Wendy’s has a classically salty, or sassy, twitter account. They have been known for this for a while and most recently became famous for replying to Carter Wilkerson’s tweet asking for a year supply of chicken nuggets. However, their Twitter account shows that they have been around a long time before #nuggsforcarter. They reply to many, many tweets every day, relating from customer service complaints to homework requests. It is not uncommon to see sassily written tweets aimed at random tweeters. They are receiving a lot of attention for this new “style” of interaction with customers.
Should Wendy’s embrace this attention? Is it time to leave the salt in the kitchen?
No. We are “m-m-m-m-mm I’m lovin’ it.” (ha, get it?) While we have come to expect professionalism out of established companies, Wendy’s has a genius idea.

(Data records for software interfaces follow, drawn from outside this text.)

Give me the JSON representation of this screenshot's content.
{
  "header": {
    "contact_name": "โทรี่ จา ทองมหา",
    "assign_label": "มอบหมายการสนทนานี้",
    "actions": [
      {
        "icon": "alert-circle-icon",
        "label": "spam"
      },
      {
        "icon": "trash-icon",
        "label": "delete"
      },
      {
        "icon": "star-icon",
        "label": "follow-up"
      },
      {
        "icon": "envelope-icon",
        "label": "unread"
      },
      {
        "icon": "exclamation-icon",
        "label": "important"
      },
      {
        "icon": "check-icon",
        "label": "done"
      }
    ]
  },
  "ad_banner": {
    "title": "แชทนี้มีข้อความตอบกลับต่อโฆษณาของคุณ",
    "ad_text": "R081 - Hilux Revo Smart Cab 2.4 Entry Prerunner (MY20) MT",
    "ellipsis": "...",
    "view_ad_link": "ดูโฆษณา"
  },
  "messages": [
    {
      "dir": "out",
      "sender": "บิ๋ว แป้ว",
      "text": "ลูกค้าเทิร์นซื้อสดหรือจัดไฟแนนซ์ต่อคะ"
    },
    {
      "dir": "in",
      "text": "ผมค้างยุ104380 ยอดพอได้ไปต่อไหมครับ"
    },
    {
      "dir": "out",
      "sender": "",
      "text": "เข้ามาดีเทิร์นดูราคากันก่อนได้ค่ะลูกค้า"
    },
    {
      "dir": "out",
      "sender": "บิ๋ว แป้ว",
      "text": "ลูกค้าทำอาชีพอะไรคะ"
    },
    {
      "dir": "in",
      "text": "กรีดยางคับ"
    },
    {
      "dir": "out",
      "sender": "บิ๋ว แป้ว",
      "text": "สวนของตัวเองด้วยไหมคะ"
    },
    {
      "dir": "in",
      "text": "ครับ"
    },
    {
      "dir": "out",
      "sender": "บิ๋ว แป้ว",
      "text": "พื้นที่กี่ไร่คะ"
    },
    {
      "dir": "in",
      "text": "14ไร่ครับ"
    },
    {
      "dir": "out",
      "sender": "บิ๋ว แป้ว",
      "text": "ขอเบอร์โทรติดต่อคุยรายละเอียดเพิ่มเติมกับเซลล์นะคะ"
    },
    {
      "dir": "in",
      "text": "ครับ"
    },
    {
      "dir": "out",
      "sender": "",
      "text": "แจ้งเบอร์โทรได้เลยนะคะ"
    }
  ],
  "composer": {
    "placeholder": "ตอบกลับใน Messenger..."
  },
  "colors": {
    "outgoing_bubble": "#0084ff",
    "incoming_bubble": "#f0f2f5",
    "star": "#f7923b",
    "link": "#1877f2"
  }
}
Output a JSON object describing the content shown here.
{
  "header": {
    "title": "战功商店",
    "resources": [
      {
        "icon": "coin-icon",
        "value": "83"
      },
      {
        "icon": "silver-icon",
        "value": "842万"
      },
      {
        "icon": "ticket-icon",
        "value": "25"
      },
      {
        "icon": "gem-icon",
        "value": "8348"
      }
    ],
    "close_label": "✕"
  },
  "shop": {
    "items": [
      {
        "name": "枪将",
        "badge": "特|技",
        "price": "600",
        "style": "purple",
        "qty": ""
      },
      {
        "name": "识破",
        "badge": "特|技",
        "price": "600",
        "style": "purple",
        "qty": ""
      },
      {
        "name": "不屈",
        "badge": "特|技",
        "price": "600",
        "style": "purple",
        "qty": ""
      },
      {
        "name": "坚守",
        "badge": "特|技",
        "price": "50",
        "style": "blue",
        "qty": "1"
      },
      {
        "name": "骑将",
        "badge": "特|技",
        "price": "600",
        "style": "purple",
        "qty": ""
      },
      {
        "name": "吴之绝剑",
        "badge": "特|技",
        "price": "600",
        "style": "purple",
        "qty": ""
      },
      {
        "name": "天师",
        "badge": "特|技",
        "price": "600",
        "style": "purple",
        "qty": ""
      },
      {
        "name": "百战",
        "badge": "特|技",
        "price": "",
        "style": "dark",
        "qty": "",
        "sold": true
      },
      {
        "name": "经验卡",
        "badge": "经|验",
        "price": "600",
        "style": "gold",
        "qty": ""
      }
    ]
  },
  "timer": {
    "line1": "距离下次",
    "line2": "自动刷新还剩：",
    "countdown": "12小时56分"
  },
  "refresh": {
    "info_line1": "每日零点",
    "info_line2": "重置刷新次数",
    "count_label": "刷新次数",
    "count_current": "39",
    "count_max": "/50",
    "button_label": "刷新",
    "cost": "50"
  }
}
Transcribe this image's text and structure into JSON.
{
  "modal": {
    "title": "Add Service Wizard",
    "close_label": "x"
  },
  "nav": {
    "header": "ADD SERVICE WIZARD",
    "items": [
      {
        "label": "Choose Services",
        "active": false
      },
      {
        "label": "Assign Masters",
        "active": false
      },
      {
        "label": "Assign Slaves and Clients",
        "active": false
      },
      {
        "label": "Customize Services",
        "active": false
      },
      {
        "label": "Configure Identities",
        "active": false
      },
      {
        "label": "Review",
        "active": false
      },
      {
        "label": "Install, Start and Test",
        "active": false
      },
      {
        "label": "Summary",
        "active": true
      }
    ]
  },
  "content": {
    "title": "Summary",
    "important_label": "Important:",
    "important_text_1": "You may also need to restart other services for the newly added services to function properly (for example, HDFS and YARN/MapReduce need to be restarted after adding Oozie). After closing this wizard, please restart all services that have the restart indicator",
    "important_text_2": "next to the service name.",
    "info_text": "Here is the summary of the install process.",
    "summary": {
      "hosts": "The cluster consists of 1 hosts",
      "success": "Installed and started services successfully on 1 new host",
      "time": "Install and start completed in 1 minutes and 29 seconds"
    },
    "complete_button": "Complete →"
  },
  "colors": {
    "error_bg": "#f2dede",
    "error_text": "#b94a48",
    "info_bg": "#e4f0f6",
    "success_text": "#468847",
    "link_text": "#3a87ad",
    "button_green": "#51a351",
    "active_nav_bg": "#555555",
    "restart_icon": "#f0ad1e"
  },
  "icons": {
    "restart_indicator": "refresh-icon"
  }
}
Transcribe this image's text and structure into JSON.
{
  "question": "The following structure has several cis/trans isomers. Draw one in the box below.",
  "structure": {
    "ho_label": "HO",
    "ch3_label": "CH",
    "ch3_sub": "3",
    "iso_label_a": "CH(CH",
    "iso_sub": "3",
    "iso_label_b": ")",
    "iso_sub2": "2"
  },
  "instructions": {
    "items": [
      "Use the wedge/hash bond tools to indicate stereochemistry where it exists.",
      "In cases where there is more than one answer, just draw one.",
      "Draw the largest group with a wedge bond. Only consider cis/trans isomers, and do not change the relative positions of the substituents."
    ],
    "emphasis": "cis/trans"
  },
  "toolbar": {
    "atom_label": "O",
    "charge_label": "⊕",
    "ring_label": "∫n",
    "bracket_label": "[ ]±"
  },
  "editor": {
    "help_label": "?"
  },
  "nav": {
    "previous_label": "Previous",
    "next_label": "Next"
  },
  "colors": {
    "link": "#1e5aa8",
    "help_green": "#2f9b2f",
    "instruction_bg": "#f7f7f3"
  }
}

They have been able to stand out in a crowd of brands vying for the attention of the public by being unique. Since the #nuggsforcarter campaign erupted, Wendy’s has earned 149,000 followers. This kind of publicity is something that couldn’t have ever been matched by a “suggested tweet.” As The US Campaign stated “Carter might not get his nuggets, but Wendy’s got their publicity.”
Critics of Wendy’s brand cite professionalism, uniformity, and Wendy’s history of distasteful tweets (Remember the Pepe meme fiasco). However, I would state that Wendy’s or any brand can maintain professionalism while still conveying a personality that is respected in their target audience. Uniformity and consistency may seem great, but as we know there is not a science to what will or won’t go viral. Lastly, Wendy’s may have a previous snafu with distasteful tweets and this could be a reoccurring problem. However, in the world of social media, users may be slow to forgive, but they are quick to forget.